TASK TO CARRY OUT - Check each line of the records below for the word "Product" and copy those where it appears.

RECORDED DATA -

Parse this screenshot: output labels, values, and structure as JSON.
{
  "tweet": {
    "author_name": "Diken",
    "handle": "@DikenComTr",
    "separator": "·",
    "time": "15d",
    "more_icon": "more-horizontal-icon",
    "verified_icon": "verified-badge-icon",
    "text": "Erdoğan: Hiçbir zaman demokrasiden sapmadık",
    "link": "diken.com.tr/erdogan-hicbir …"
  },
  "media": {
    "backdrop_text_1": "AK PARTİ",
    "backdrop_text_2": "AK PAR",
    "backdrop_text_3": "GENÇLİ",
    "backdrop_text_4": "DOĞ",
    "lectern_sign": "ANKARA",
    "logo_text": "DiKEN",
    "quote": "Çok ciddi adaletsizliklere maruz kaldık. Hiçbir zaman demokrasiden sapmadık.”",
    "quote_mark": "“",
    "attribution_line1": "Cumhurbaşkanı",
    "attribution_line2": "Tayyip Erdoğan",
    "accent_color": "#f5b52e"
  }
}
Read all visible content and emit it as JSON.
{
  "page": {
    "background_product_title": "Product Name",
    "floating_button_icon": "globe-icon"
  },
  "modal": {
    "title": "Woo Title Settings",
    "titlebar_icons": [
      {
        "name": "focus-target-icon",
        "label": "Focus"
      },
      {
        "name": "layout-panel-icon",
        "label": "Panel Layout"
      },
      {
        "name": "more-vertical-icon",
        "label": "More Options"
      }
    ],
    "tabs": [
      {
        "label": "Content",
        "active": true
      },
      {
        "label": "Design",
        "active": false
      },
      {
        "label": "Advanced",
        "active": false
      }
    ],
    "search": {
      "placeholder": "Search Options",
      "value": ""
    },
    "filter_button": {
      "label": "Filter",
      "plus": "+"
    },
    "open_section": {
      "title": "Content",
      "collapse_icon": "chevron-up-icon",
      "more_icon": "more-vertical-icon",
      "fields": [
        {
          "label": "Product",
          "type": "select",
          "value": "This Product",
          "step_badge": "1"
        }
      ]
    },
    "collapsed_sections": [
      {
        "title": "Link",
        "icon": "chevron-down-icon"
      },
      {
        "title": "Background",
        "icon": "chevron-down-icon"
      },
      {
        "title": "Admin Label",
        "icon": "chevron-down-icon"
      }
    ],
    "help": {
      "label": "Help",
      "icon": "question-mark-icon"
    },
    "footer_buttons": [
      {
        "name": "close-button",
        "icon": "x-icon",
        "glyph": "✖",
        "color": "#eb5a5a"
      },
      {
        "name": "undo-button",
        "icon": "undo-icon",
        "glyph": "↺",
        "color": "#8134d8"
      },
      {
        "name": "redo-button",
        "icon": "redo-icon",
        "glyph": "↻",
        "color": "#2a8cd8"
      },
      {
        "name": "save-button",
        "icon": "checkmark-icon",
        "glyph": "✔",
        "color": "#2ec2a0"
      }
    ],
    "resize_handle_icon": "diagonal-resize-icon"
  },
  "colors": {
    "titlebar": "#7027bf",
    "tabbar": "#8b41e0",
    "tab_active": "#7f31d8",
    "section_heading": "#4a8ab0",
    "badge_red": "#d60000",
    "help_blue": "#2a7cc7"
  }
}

SOLUTION TO THIS TASK -
    "background_product_title": "Product Name",
          "label": "Product",
          "value": "This Product",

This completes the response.